By the time I realised the error my tank was filled with about 70% petrol and 30% diesel.
From this simple mistake I have learnt a lesson or two about where to find truth.....
Put in the same predicament, what would you do? Many if not most of us today, all too instinctively, reach for Google......
...so into the search bar went a variety of word strings, "Put diesel in petrol car", "70% petrol, 30% diesel", "Effect of diesel in petrol car" and so on. I wanted to know whether the car was drivable, what the effects of the diesel would be and so on.
All the websites on page one were companies wanting you to part with around £200, whether "Fuel-fix", "Wrong-fuel" or "Fuel-doctor". No answers here. Well of course Google is powered by money, not truth, so I should have expected this.
Next on the list were a series of public forums where Joe Blogs can give his two-penny worth of advice. Not very good advice, I am afraid, conflicting, confusing and misleading. No answers here. I guess Google is next powered by public consensus.

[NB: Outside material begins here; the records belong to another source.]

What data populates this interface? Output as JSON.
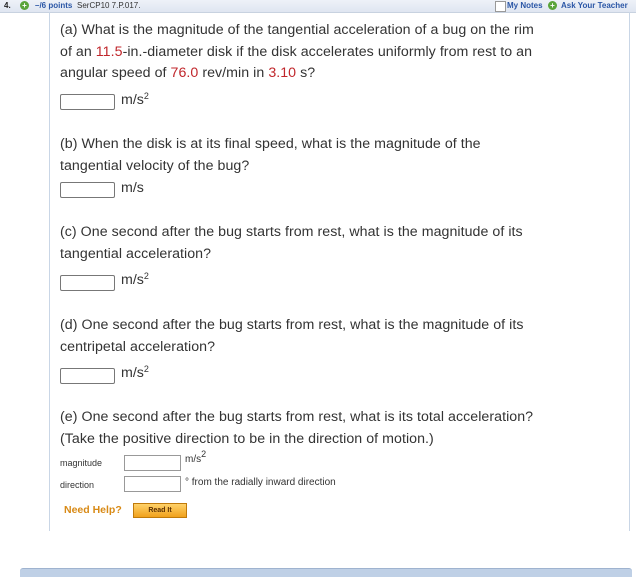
{
  "header": {
    "question_number": "4.",
    "points": "–/6 points",
    "problem_code": "SerCP10 7.P.017.",
    "my_notes": "My Notes",
    "ask_teacher": "Ask Your Teacher"
  },
  "part_a": {
    "t1": "(a) What is the magnitude of the tangential acceleration of a bug on the rim",
    "t2a": "of an ",
    "diameter": "11.5",
    "t2b": "-in.-diameter disk if the disk accelerates uniformly from rest to an",
    "t3a": "angular speed of ",
    "speed": "76.0",
    "t3b": " rev/min in ",
    "time": "3.10",
    "t3c": " s?",
    "unit": "m/s",
    "unit_sup": "2"
  },
  "part_b": {
    "t1": "(b) When the disk is at its final speed, what is the magnitude of the",
    "t2": "tangential velocity of the bug?",
    "unit": "m/s"
  },
  "part_c": {
    "t1": "(c) One second after the bug starts from rest, what is the magnitude of its",
    "t2": "tangential acceleration?",
    "unit": "m/s",
    "unit_sup": "2"
  },
  "part_d": {
    "t1": "(d) One second after the bug starts from rest, what is the magnitude of its",
    "t2": "centripetal acceleration?",
    "unit": "m/s",
    "unit_sup": "2"
  },
  "part_e": {
    "t1": "(e) One second after the bug starts from rest, what is its total acceleration?",
    "t2": "(Take the positive direction to be in the direction of motion.)",
    "magnitude_label": "magnitude",
    "magnitude_unit": "m/s",
    "magnitude_unit_sup": "2",
    "direction_label": "direction",
    "direction_unit": "° from the radially inward direction"
  },
  "help": {
    "need_help": "Need Help?",
    "read_it": "Read It"
  },
  "colors": {
    "accent_blue": "#2a56a6",
    "given_value_red": "#c0262b",
    "help_orange": "#d88a16"
  }
}
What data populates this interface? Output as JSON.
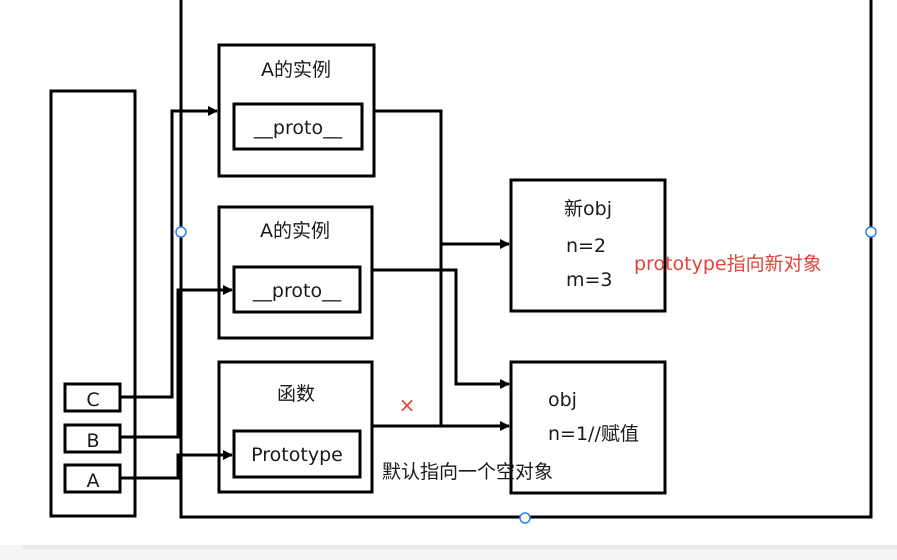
{
  "instance_top": {
    "title": "A的实例",
    "proto_label": "__proto__"
  },
  "instance_mid": {
    "title": "A的实例",
    "proto_label": "__proto__"
  },
  "func_box": {
    "title": "函数",
    "prototype_label": "Prototype"
  },
  "new_obj": {
    "title": "新obj",
    "line1": "n=2",
    "line2": "m=3"
  },
  "obj": {
    "title": "obj",
    "line1": "n=1//赋值"
  },
  "annotation_red": "prototype指向新对象",
  "annotation_default": "默认指向一个空对象",
  "cross_mark": "×",
  "left_column": {
    "items": [
      "C",
      "B",
      "A"
    ]
  },
  "colors": {
    "stroke": "#000000",
    "annotation": "#e0443b",
    "handle": "#2d7ff9"
  }
}
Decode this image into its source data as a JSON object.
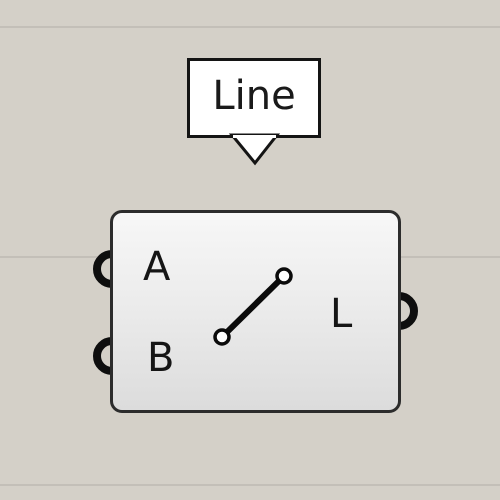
{
  "tooltip": {
    "text": "Line"
  },
  "component": {
    "icon": "line-segment-icon",
    "inputs": [
      {
        "label": "A"
      },
      {
        "label": "B"
      }
    ],
    "outputs": [
      {
        "label": "L"
      }
    ]
  },
  "colors": {
    "canvas": "#d4d0c8",
    "grid": "#c3bfb8",
    "component_border": "#2c2c2c",
    "text": "#151515"
  }
}
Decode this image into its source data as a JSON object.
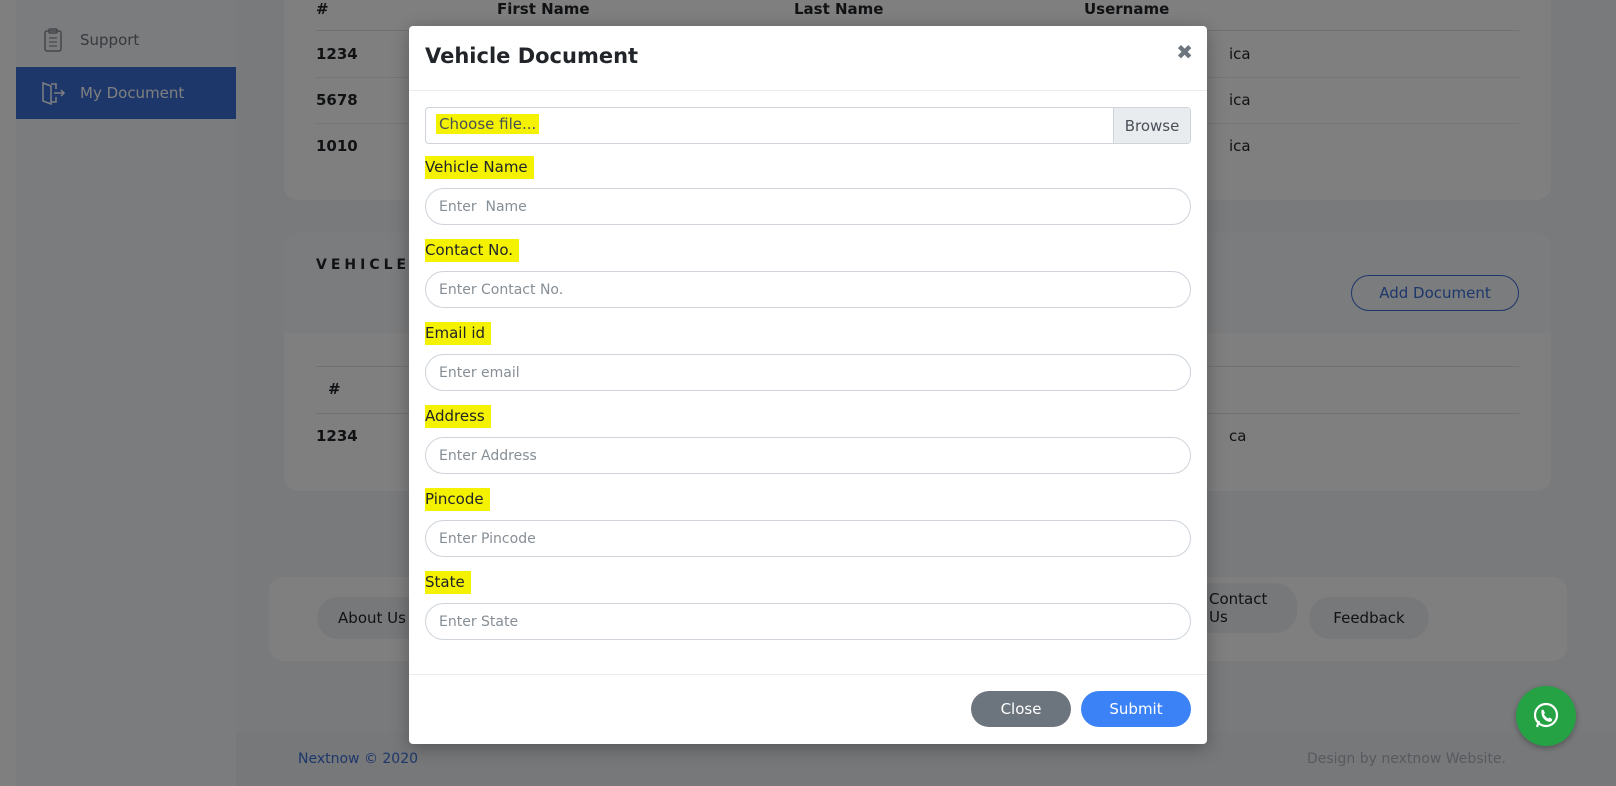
{
  "sidebar": {
    "items": [
      {
        "label": "Support",
        "icon": "clipboard-icon"
      },
      {
        "label": "My Document",
        "icon": "document-exit-icon"
      }
    ]
  },
  "table1": {
    "headers": [
      "#",
      "First Name",
      "Last Name",
      "Username"
    ],
    "rows": [
      {
        "id": "1234",
        "tail": "ica"
      },
      {
        "id": "5678",
        "tail": "ica"
      },
      {
        "id": "1010",
        "tail": "ica"
      }
    ]
  },
  "vehicle_section": {
    "title_partial": "VEHICLE D",
    "add_button": "Add Document",
    "header": "#",
    "rows": [
      {
        "id": "1234",
        "tail": "ca"
      }
    ]
  },
  "links": {
    "about": "About Us",
    "contact": "Contact Us",
    "feedback": "Feedback"
  },
  "footer": {
    "copyright": "Nextnow © 2020",
    "credit": "Design by nextnow Website."
  },
  "modal": {
    "title": "Vehicle Document",
    "close_symbol": "✖",
    "file": {
      "placeholder": "Choose file...",
      "button": "Browse"
    },
    "fields": [
      {
        "label": "Vehicle Name",
        "placeholder": "Enter  Name"
      },
      {
        "label": "Contact No.",
        "placeholder": "Enter Contact No."
      },
      {
        "label": "Email id",
        "placeholder": "Enter email"
      },
      {
        "label": "Address",
        "placeholder": "Enter Address"
      },
      {
        "label": "Pincode",
        "placeholder": "Enter Pincode"
      },
      {
        "label": "State",
        "placeholder": "Enter State"
      }
    ],
    "close_button": "Close",
    "submit_button": "Submit"
  },
  "colors": {
    "primary": "#3b6fd6",
    "highlight": "#f4f200",
    "whatsapp": "#25a244",
    "secondary": "#6c757d"
  }
}
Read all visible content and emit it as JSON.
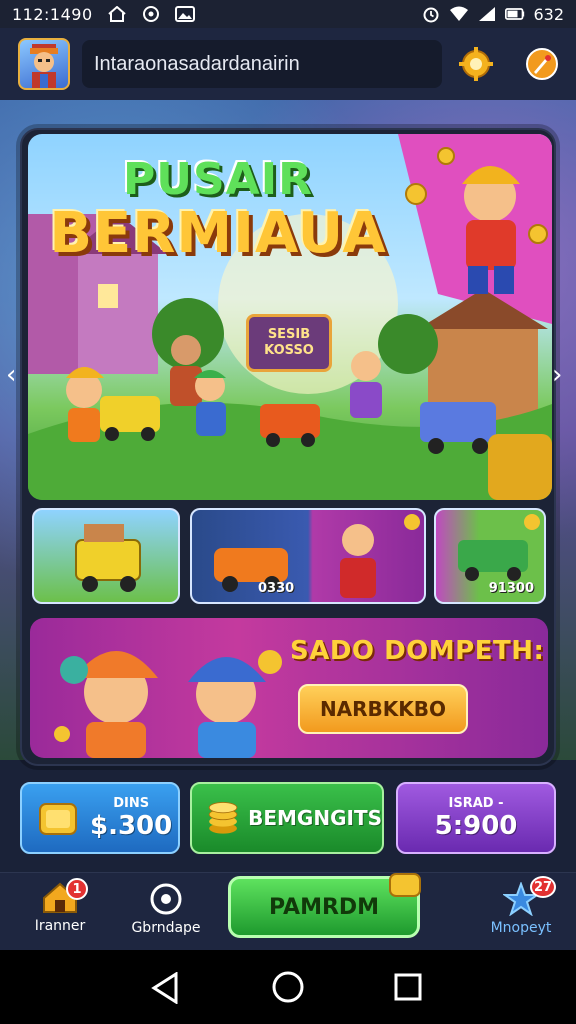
{
  "status_bar": {
    "time": "112:1490",
    "battery": "632"
  },
  "header": {
    "search_value": "Intaraonasadardanairin"
  },
  "hero": {
    "title_line1": "PUSAIR",
    "title_line2": "BERMIAUA",
    "sign_top": "SESIB",
    "sign_bottom": "KOSSO"
  },
  "thumbnails": [
    {
      "label": ""
    },
    {
      "label": "0330"
    },
    {
      "label": "91300"
    }
  ],
  "promo": {
    "title": "SADO DOMPETH:",
    "button_label": "NARBKKBO"
  },
  "stats": [
    {
      "small": "DINS",
      "amount": "$.300"
    },
    {
      "small": "",
      "amount": "BEMGNGITS"
    },
    {
      "small": "ISRAD -",
      "amount": "5:900"
    }
  ],
  "bottom_nav": {
    "home_label": "Iranner",
    "home_badge": "1",
    "discover_label": "Gbrndape",
    "play_label": "PAMRDM",
    "profile_label": "Mnopeyt",
    "profile_badge": "27"
  },
  "colors": {
    "accent_green": "#2fbf3a",
    "accent_orange": "#f29a1e",
    "stat_blue": "#2a8ee0",
    "stat_green": "#2aa33a",
    "stat_purple": "#8a4ac8"
  }
}
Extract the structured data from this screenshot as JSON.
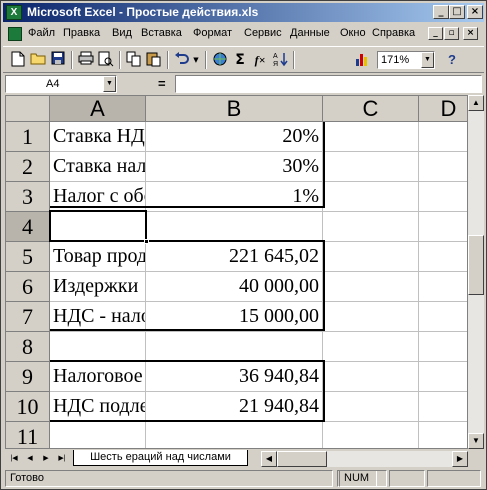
{
  "window": {
    "title": "Microsoft Excel - Простые действия.xls",
    "app_icon_label": "X",
    "minimize_icon": "_",
    "maximize_icon": "□",
    "close_icon": "×"
  },
  "menu": {
    "items": [
      "Файл",
      "Правка",
      "Вид",
      "Вставка",
      "Формат",
      "Сервис",
      "Данные",
      "Окно",
      "Справка"
    ],
    "doc_minimize_icon": "_",
    "doc_restore_icon": "▫",
    "doc_close_icon": "×"
  },
  "toolbar": {
    "zoom": "171%",
    "sigma": "Σ",
    "fx": "f×"
  },
  "formula_bar": {
    "name_box": "A4",
    "equals": "=",
    "formula": ""
  },
  "sheet": {
    "columns": [
      "A",
      "B",
      "C",
      "D"
    ],
    "rows": [
      {
        "n": "1",
        "a": "Ставка НДС",
        "b": "20%"
      },
      {
        "n": "2",
        "a": "Ставка налога",
        "b": "30%"
      },
      {
        "n": "3",
        "a": "Налог с оборота",
        "b": "1%"
      },
      {
        "n": "4",
        "a": "",
        "b": ""
      },
      {
        "n": "5",
        "a": "Товар продан",
        "b": "221 645,02"
      },
      {
        "n": "6",
        "a": "Издержки",
        "b": "40 000,00"
      },
      {
        "n": "7",
        "a": "НДС - налог",
        "b": "15 000,00"
      },
      {
        "n": "8",
        "a": "",
        "b": ""
      },
      {
        "n": "9",
        "a": "Налоговое",
        "b": "36 940,84"
      },
      {
        "n": "10",
        "a": "НДС подлежит",
        "b": "21 940,84"
      },
      {
        "n": "11",
        "a": "",
        "b": ""
      }
    ],
    "active_cell": "A4"
  },
  "tabs": {
    "sheet_tab": "Шесть ераций над числами"
  },
  "status": {
    "text": "Готово",
    "num": "NUM"
  }
}
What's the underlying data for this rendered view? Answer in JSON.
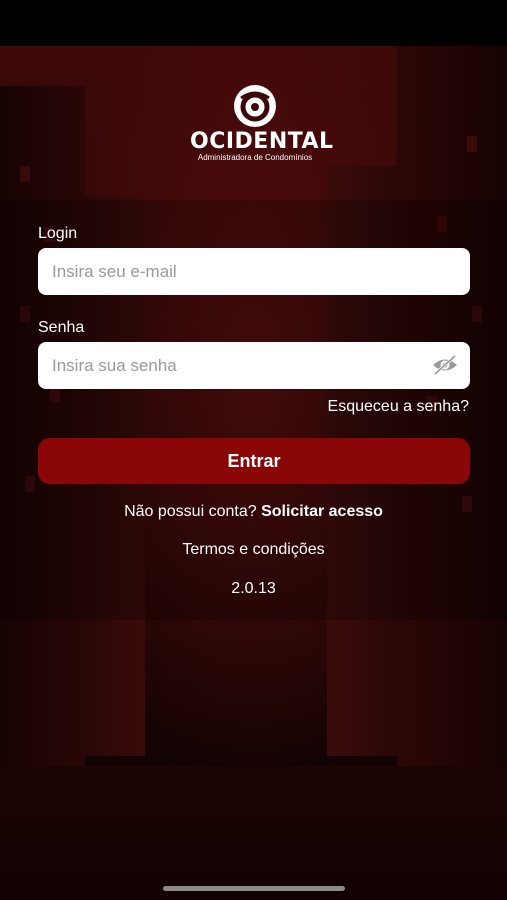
{
  "brand": {
    "name": "OCIDENTAL",
    "tagline": "Administradora de Condomínios"
  },
  "login": {
    "label": "Login",
    "placeholder": "Insira seu e-mail"
  },
  "password": {
    "label": "Senha",
    "placeholder": "Insira sua senha",
    "toggle_icon": "eye-off-icon"
  },
  "forgot_password": "Esqueceu a senha?",
  "submit_button": "Entrar",
  "signup": {
    "prompt": "Não possui conta?",
    "link": "Solicitar acesso"
  },
  "terms_link": "Termos e condições",
  "version": "2.0.13",
  "colors": {
    "primary": "#8b0606",
    "background": "#2c0606",
    "input_bg": "#ffffff"
  }
}
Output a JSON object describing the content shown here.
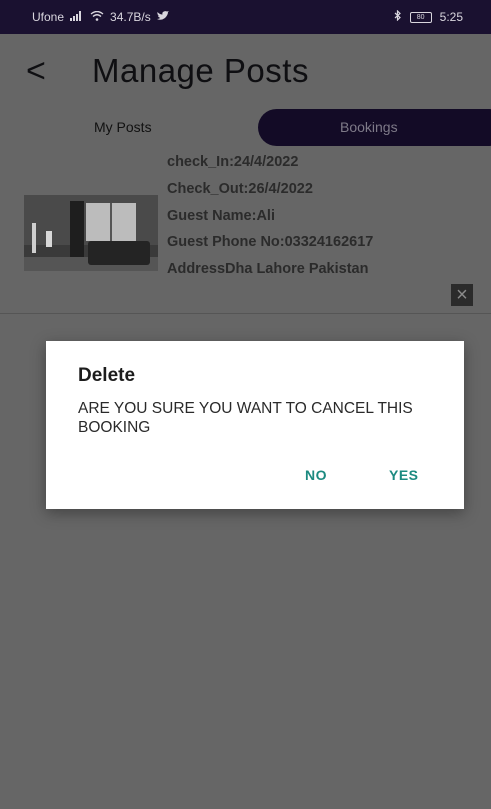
{
  "status_bar": {
    "carrier": "Ufone",
    "signal_icon": "signal-icon",
    "wifi_icon": "wifi-icon",
    "speed": "34.7B/s",
    "twitter_icon": "twitter-icon",
    "bluetooth_icon": "bluetooth-icon",
    "battery_level": "80",
    "time": "5:25"
  },
  "header": {
    "back_icon": "back-chevron-icon",
    "title": "Manage Posts"
  },
  "tabs": {
    "my_posts_label": "My Posts",
    "bookings_label": "Bookings"
  },
  "booking": {
    "check_in": "check_In:24/4/2022",
    "check_out": "Check_Out:26/4/2022",
    "guest_name": "Guest Name:Ali",
    "guest_phone": "Guest Phone No:03324162617",
    "address": "AddressDha Lahore Pakistan",
    "remove_icon": "close-icon",
    "image_description": "hotel-room-thumbnail"
  },
  "dialog": {
    "title": "Delete",
    "message": "ARE YOU SURE YOU WANT TO CANCEL THIS BOOKING",
    "no_label": "NO",
    "yes_label": "YES"
  },
  "colors": {
    "overlay_bg": "#666666",
    "status_bar_bg": "#1a1130",
    "tab_active_bg": "#130b26",
    "dialog_button": "#1c8a80"
  }
}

What I was looking for - an expert opinion on the effects of diesel in a petrol car at varying ratios was nowhere to be found - at least not on the first few pages. The best I got was an AA comment that if it was 10% or less diesel you could get away with it. But did this mean 20% since everyone covers themselves, did it mean 40% in older cars which are less sensitive, and so on. None of this was available on Google. Why not?
Google is powered by sophisticated mathematical algorithim (equation) which works out, not truth, but relevancy. Anyone who has done maths will know that all sorts of coefficients and terms can be included and adjusted, each one of them will give a different weighting to the final results. Google works out which websites are likely to give you the 'best answer' according to its criteria.....
...there's the rub.
Since Google needs to make money, companies that want your money come top of the list; though to be fair, most people having made this mistake, will want to know who can fix it for them. But the second raft of answers, the public forums are driven by the contemporary democratization of truth. Truth is not to be found with the experts, but with Joe Public.
I don't perosnally think the battle lines here are as simple as some make out: I don't believe shepherds are stupid. There is a real danger of entrusting truth to an elite group of people, just as there is in trusting truth to everyone. The "experts" may be filled with all the bias's of their age which may be great hindrances to truth. A shepherd might point out an obvious error a scientist is making (which he cannot see, having grown up immersed in a sea of prejudices and paradigms). The public on the other hand may too easily be swayed by the latest viral epinion. I think I prefer Encyclopedia Britannica, but I don't despise Joe Public.
What I never got to (at least on the pages I viewed) was an article written by someone who really knew what they were on about, telling me the facts and the pros and cons and allowing me to make an informed decision as to what to do next.
A more careful approach to truth
In the day of Google and Wikipedia, we need to sound a cautionary note on sources of truth. We cannot rely on either of these sources, which are driven by money (in the case of Google) and consensus (in the case of Wikipedia). Neither money nor popularity are adequate foundations for truth.
We need a healthy skepticism towards everything we read on the web and we need to stop being quite so lazy in our search for truth. A visit to the library is still a better route towards truth.
When it is spiritual truth we are searching for, ultimate answers about life death, God and meaning, Google and Wikipedia are of very little help. Instead we must find our way to the one who called himself "The Way, the Truth and the Life" and whose disciple Peter said "Lord, to whom shall we go? You have the words of eternal life." (John 6:68)